Paper No. 10
Presentation Time: 8:00 AM-12:00 PM


ADAMS, Sharon A.1, RHODES, J. Michael1, KOTEAS, G. Christopher2 and MABEE, Stephen B.2, (1)Department of Geosciences, University of Massachusetts, 611 North Pleasant Street, 233 Morrill Science Center, Amherst, MA 01003, (2)Office of the Massachusetts State Geologist, University of Massachusetts, 611 North Pleasant Street, 233 Morrill Science Center, Amherst, MA 01003,
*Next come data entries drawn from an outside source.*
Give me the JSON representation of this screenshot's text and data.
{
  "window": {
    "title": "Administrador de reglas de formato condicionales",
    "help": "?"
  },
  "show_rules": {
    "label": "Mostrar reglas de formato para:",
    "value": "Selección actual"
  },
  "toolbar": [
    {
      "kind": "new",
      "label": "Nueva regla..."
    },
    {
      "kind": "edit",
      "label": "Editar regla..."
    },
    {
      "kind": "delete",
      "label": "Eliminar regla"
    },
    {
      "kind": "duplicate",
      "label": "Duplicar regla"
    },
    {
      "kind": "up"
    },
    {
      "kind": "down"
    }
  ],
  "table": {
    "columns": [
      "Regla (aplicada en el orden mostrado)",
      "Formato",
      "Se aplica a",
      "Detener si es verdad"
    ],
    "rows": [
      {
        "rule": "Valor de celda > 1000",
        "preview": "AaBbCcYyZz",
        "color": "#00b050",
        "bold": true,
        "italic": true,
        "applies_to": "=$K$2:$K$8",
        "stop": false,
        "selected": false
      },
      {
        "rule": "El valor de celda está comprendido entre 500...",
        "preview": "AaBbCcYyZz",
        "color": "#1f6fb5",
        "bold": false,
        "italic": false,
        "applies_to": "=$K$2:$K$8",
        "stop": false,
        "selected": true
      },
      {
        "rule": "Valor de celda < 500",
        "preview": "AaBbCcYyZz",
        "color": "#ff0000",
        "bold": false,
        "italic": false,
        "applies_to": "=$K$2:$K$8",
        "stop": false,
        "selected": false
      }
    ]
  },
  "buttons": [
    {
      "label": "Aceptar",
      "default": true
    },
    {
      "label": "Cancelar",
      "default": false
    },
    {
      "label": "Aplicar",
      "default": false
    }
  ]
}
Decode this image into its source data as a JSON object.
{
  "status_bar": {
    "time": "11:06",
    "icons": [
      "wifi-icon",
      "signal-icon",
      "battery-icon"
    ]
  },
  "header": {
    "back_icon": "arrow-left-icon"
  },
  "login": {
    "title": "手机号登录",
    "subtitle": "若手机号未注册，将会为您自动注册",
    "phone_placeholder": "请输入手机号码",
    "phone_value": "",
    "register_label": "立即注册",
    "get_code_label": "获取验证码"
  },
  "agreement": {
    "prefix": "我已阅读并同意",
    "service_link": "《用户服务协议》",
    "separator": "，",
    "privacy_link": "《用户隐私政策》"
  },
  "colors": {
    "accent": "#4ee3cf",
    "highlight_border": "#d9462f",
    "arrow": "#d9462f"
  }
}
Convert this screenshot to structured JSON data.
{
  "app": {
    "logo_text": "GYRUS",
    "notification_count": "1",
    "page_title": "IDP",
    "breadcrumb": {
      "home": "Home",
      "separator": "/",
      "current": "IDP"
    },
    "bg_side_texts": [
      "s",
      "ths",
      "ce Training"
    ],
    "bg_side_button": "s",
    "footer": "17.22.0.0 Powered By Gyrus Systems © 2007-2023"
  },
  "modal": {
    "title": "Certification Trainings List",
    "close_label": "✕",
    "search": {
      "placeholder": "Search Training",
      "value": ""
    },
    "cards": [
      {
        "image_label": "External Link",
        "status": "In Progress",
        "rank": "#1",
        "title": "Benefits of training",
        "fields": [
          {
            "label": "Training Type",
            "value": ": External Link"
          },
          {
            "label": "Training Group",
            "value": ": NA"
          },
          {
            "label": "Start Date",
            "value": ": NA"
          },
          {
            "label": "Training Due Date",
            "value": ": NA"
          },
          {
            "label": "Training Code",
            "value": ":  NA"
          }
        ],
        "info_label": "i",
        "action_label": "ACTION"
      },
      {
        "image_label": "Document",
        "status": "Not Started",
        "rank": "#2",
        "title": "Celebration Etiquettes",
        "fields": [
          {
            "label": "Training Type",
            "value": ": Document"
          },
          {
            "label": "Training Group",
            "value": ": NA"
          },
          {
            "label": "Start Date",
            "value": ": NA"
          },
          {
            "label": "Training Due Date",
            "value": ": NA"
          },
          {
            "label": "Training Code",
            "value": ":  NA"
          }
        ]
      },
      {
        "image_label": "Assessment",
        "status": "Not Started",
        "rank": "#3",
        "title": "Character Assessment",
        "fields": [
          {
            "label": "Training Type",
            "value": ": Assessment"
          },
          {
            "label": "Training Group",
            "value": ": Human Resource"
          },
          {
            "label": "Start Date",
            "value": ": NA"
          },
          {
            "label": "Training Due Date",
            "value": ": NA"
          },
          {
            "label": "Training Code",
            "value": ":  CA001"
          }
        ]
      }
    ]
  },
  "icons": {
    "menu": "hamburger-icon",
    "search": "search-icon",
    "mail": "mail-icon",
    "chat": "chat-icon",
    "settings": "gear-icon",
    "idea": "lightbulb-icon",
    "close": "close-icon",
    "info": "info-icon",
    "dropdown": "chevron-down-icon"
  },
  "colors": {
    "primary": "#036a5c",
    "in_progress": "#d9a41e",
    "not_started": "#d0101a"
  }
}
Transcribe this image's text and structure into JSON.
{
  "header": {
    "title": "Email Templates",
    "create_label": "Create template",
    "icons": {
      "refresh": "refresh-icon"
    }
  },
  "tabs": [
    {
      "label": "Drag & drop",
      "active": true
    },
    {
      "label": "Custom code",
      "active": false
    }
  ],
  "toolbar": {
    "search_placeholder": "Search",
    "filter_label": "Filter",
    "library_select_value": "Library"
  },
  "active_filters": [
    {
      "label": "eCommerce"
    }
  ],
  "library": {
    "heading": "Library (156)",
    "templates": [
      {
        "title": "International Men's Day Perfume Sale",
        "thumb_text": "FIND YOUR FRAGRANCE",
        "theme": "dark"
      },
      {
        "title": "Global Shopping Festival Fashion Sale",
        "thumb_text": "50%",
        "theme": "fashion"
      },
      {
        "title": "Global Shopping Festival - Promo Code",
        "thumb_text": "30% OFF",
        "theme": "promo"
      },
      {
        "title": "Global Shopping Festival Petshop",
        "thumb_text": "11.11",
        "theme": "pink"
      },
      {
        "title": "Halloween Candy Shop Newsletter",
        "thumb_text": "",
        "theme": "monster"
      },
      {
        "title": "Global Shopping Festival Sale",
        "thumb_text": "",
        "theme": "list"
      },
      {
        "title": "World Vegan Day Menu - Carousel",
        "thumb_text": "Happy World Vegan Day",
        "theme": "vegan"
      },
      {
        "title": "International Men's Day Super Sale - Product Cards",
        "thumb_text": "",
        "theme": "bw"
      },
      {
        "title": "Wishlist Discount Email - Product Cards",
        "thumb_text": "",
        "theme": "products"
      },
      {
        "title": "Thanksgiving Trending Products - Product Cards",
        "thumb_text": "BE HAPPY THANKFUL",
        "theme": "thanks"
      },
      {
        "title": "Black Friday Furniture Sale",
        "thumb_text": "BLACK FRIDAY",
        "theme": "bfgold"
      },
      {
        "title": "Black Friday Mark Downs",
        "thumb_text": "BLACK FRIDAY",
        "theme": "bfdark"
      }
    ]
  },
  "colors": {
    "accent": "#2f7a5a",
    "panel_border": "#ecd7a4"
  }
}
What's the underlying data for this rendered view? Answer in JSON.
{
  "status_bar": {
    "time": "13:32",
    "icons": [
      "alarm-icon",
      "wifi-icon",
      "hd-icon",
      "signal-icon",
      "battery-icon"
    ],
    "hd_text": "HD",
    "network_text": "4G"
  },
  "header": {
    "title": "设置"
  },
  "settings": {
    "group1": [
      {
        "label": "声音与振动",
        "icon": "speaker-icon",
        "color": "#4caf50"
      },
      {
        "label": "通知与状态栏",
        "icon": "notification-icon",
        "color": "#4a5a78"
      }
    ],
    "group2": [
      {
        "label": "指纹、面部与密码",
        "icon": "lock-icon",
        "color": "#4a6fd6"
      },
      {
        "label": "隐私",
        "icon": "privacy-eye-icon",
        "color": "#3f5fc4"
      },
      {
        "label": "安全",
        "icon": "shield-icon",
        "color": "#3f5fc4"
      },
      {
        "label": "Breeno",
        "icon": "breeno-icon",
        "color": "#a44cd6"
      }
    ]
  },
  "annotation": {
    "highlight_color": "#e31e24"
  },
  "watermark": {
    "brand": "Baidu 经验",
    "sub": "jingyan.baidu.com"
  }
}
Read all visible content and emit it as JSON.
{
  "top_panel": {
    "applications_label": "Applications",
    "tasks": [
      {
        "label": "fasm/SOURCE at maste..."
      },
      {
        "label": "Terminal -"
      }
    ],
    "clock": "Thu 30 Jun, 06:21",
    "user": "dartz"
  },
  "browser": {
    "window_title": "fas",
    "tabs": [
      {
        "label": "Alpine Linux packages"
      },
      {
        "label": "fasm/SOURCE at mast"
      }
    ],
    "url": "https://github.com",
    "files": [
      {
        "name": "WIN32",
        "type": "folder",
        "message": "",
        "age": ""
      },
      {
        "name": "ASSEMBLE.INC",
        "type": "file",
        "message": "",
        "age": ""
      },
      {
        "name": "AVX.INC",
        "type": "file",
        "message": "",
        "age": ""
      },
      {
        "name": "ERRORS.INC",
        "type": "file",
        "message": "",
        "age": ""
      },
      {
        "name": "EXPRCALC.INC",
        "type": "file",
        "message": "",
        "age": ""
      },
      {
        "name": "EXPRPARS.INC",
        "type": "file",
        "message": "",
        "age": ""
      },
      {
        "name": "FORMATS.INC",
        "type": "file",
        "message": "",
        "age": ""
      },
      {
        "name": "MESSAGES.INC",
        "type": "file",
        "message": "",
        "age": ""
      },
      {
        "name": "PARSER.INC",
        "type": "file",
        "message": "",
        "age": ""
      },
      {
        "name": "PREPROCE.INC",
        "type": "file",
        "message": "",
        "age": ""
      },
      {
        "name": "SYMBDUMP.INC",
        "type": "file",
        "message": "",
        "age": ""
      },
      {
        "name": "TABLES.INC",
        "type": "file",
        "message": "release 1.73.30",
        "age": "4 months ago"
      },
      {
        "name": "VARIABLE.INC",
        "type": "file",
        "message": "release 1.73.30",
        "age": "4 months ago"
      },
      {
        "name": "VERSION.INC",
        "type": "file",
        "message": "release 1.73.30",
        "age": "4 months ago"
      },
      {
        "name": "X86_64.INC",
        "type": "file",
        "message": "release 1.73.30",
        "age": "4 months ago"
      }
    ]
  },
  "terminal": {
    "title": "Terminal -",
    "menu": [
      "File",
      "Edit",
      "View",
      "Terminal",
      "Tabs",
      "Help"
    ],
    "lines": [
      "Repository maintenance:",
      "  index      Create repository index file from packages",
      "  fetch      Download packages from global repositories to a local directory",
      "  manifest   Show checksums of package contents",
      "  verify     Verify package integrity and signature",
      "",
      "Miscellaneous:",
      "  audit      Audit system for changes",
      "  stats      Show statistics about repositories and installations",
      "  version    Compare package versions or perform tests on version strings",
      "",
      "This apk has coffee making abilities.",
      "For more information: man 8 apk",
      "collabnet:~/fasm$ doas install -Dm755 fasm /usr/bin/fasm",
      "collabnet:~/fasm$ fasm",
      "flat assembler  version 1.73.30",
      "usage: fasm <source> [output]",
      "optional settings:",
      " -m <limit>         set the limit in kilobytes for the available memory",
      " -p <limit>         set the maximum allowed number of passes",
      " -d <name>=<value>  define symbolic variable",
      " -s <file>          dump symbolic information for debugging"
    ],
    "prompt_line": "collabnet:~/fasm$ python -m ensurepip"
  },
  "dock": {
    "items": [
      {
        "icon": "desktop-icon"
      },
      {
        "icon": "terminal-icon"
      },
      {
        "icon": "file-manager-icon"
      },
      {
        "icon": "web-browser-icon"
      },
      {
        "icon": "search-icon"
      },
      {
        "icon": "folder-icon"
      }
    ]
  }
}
Northeastern Massachusetts can be described as a series of fault-bounded, northeast-striking accretionary terranes associated with the Acadian orogeny. One of these, the Nashoba Terrane, is located northwest of the Clinton-Newbury fault zone and southeast of the Bloody Bluff fault zone and includes the felsic, heterogeneous Andover granite. The Andover granite exhibits a variable gneissic fabric and localized pegmatites and aplitic dikes. Initial geochemical studies of samples from the Andover granite classify it is a peraluminous granite. Plots of Rb and Y compared to Nb suggest a syn-tectonic/volcanic arc affinity, in agreement with previous interpretations. This study has two aims: 1) obtain petrographic and geochemical data to understand the petrogenesis of the Andover granite in the context of Acadian orogenesis; and 2) evaluate the geothermal potential of the Andover granite. The second goal is part of a larger, statewide project focused on evaluating the geothermal potential of granitoids in Massachusetts. Geochemical analyses include the heat producing elements U, Th, and K. Heat source candidacy requires temperatures that significantly exceed those of the average continental geotherm. A simplified heat production equation, including geologic constraints, has been applied to geochemical data from the Andover granite. Modeling parameters assume uniform 2.65 kg/m3density, thermal conductivity of 2.9 W/m°C and that sample compositions represent the granite at depth. Sample analyses obtained to date indicate variable U, Th, and K2O concentrations of 0.4 to 20.1 ppm, 0.3 to12.1 ppm and 0.73 to 8.03 Wt. %, respectively. Preliminary temperature modeling calculations indicate that Andover granite lacks required elemental abundances for local energy source production. However, one sample yields a maximum temperature of 129.5 °C at depths of 7.5km (123.9°C ≈ geotherm) and minimum temperature of 20.1°C at 0.5km depths (19.1°C ≈ geotherm). This sample, located in the pegmatitic phase of the granitoid, indicates a possible presence of local hot phases, in the Andover granite. Future work will focus on petrographic studies and additional whole-rock geochemistry to refine the current understanding of the emplacement and development of the Andover granite and the geothermal potential of this granite body.